and the results

Discussion in 'General Parenting' started by crazymama30, Aug 8, 2011.

  1. crazymama30

    crazymama30 Active Member

    Well first of all I was a little disappointed. I thought I was going to get neuropsychs written report,but I won' t get that for another 2 weeks.

    difficult child will now have a label of Learning Disability (LD) not otherwise specified, with NonVerbal Learning Disorder (NVLD) traits and some sort of auditory processing disorder that her testing could not identify, so she recomended we see a speech therapist for further testing. He now officially has dysgraphia, and a few other things I have forgotten.

    I am glad that maybe now we can help him more, but it is hard as he is even more impaired on paper than he is in reality.
  2. Steely

    Steely Active Member

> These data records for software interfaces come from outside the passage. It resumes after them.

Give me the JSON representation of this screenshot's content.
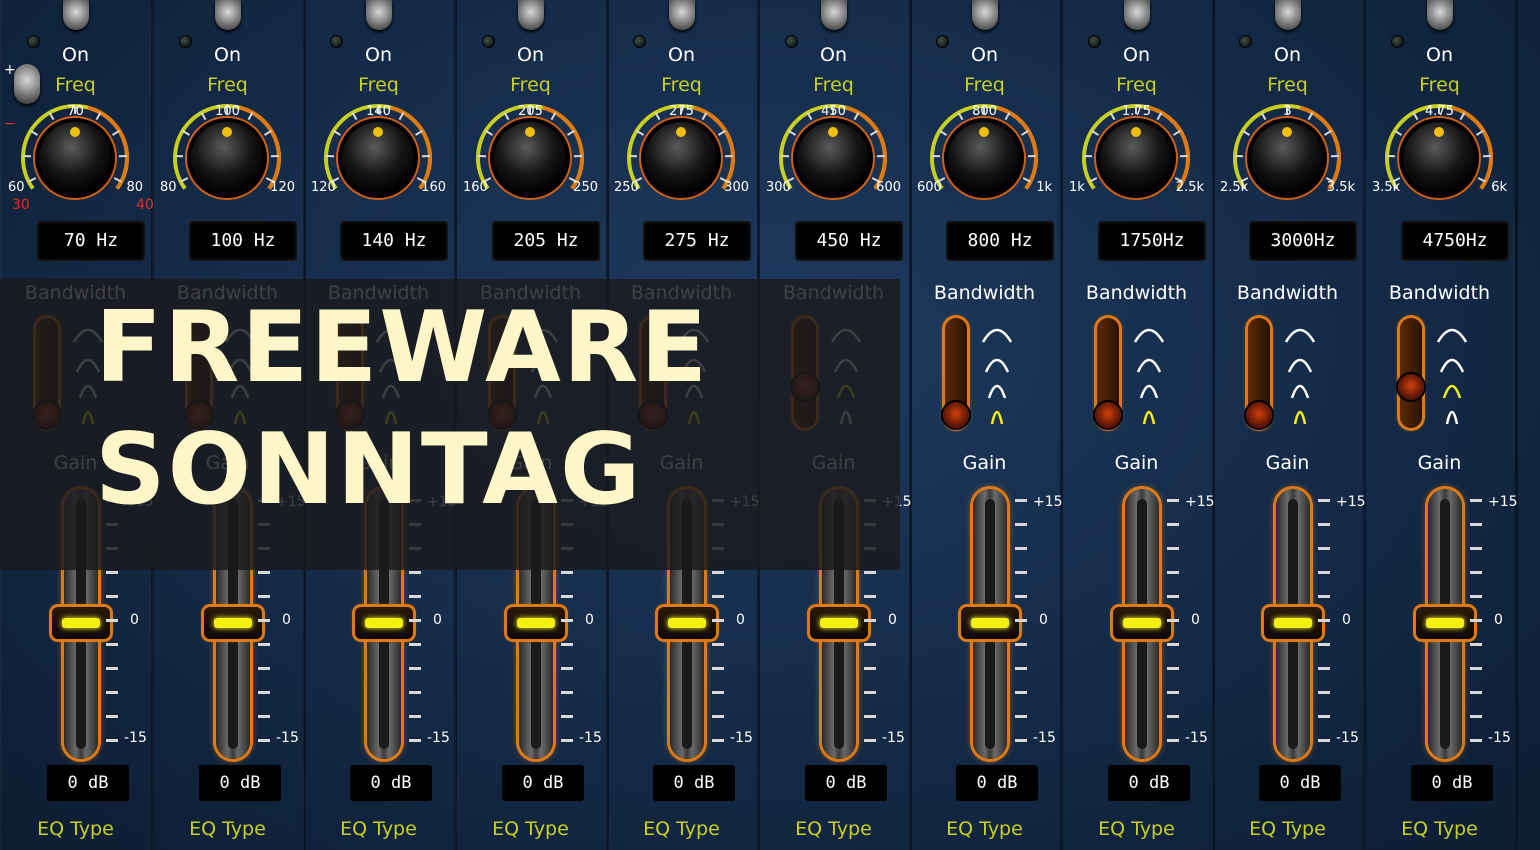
{
  "labels": {
    "on": "On",
    "freq": "Freq",
    "bandwidth": "Bandwidth",
    "gain": "Gain",
    "eq_type": "EQ Type",
    "plus": "+",
    "minus": "−",
    "gain_max": "+15",
    "gain_mid": "0",
    "gain_min": "-15"
  },
  "band1_extra": {
    "range_min": "30",
    "range_max": "40"
  },
  "overlay": {
    "line1": "FREEWARE",
    "line2": "SONNTAG"
  },
  "colors": {
    "accent": "#e07a10",
    "freq_label": "#c9cf1e",
    "overlay_text": "#fdf6c8",
    "handle_bar": "#f5f010"
  },
  "bands": [
    {
      "scale_min": "60",
      "scale_center": "70",
      "scale_max": "80",
      "freq_value": "70  Hz",
      "gain_value": "0 dB",
      "bandwidth_position": 4,
      "dimmed": true
    },
    {
      "scale_min": "80",
      "scale_center": "100",
      "scale_max": "120",
      "freq_value": "100 Hz",
      "gain_value": "0 dB",
      "bandwidth_position": 4,
      "dimmed": true
    },
    {
      "scale_min": "120",
      "scale_center": "140",
      "scale_max": "160",
      "freq_value": "140 Hz",
      "gain_value": "0 dB",
      "bandwidth_position": 4,
      "dimmed": true
    },
    {
      "scale_min": "160",
      "scale_center": "205",
      "scale_max": "250",
      "freq_value": "205 Hz",
      "gain_value": "0 dB",
      "bandwidth_position": 4,
      "dimmed": true
    },
    {
      "scale_min": "250",
      "scale_center": "275",
      "scale_max": "300",
      "freq_value": "275 Hz",
      "gain_value": "0 dB",
      "bandwidth_position": 4,
      "dimmed": true
    },
    {
      "scale_min": "300",
      "scale_center": "450",
      "scale_max": "600",
      "freq_value": "450 Hz",
      "gain_value": "0 dB",
      "bandwidth_position": 3,
      "dimmed": true
    },
    {
      "scale_min": "600",
      "scale_center": "800",
      "scale_max": "1k",
      "freq_value": "800 Hz",
      "gain_value": "0 dB",
      "bandwidth_position": 4,
      "dimmed": false
    },
    {
      "scale_min": "1k",
      "scale_center": "1.75",
      "scale_max": "2.5k",
      "freq_value": "1750Hz",
      "gain_value": "0 dB",
      "bandwidth_position": 4,
      "dimmed": false
    },
    {
      "scale_min": "2.5k",
      "scale_center": "3",
      "scale_max": "3.5k",
      "freq_value": "3000Hz",
      "gain_value": "0 dB",
      "bandwidth_position": 4,
      "dimmed": false
    },
    {
      "scale_min": "3.5k",
      "scale_center": "4.75",
      "scale_max": "6k",
      "freq_value": "4750Hz",
      "gain_value": "0 dB",
      "bandwidth_position": 3,
      "dimmed": false
    }
  ]
}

    But this will open him up to more services at school, right?

    It is odd that he has an auditory processing disorder and NonVerbal Learning Disorder (NVLD) traits - that is sorta contradictory. Maybe what she means is that when he hears something he cannot put it on paper? Which is more NonVerbal Learning Disorder (NVLD). Usually the NonVerbal Learning Disorder (NVLD) kiddo can hear and process things in his brain - it is just when it comes to performing or implementing the task that their wires get crossed. Or I could be has been awhile since I have researched this:)

    Matt has every "dys" there is - dycalculia, dysgraphia, and dyslexia - I finally gave up trying to even label all the things - it was just obvious school was VERY hard. Because of his NonVerbal Learning Disorder (NVLD) he had Special Education for math and reading comprehension.
  3. timer lady

    timer lady Queen of Hearts

    I hope this report will help your difficult child get help ~ especially in school
  4. crazymama30

    crazymama30 Active Member

    many of the results Cody had were contradictory. He would do horrible at a simple piece of a test, and as it got harder, he did better for awhile. She did say he has NonVerbal Learning Disorder (NVLD) traits with definately something auditory going on. It should open up more services for him, as now his IEP is all behavior based and this will give more guidance for learning accomodations. I am going to request an IEP meeting at the beginning of the school year to go over this info, and to be sure that we start out on the right foot. I don't expect any problems from this school, have never had any in the past, but will be prepared to stand my ground.
  5. DDD

    DDD Well-Known Member

    The complete test results may give you more clues on how to help him. Meanwhile, you have some important clues on how to proceed. Glad your school system isn't a problem. DDD
  6. InsaneCdn

    InsaneCdn Well-Known Member

    In reality... be thankful.
    Because - unless you can get specialists to document this stuff, difficult child won't get the help needed - and the problems will multiply even more. (been there done that)

    Remember I'm just another parent... but reading between the lines on what you reported so far... even the specialist isn't really sure what's going on, but has recommended or implied the need for further testing - for a minimum:
    - Speech Language Pathologist (SLP) - a good place to start with language and/or auditory issues, usually a gateway to audiology specialists which would be the next step if auditory processing problems do exist. There are multiple auditory processing problems... some (more common) affect language processing, some affect auditory focus or auditory filtering (related issues - the ability to pull one sound to the foreground or to push background noise into the background), and there may be others I'm not aware of. If the problem is filtering, the kid may be fine with language skills but do terrible in a classroom setting because they can't follow what the teacher is saying. The earlier these problems are caught, the better...

    - Learning Disability (LD) not otherwise specified - probably an indication that the schools need to be on the look-out for and/or testing for learning disabilities. Specialist already labelled dysgraphia - one of the lds. Maybe try exploring this with the school?

    Hang in there... it will be interesting to see what other details come out in the formal report.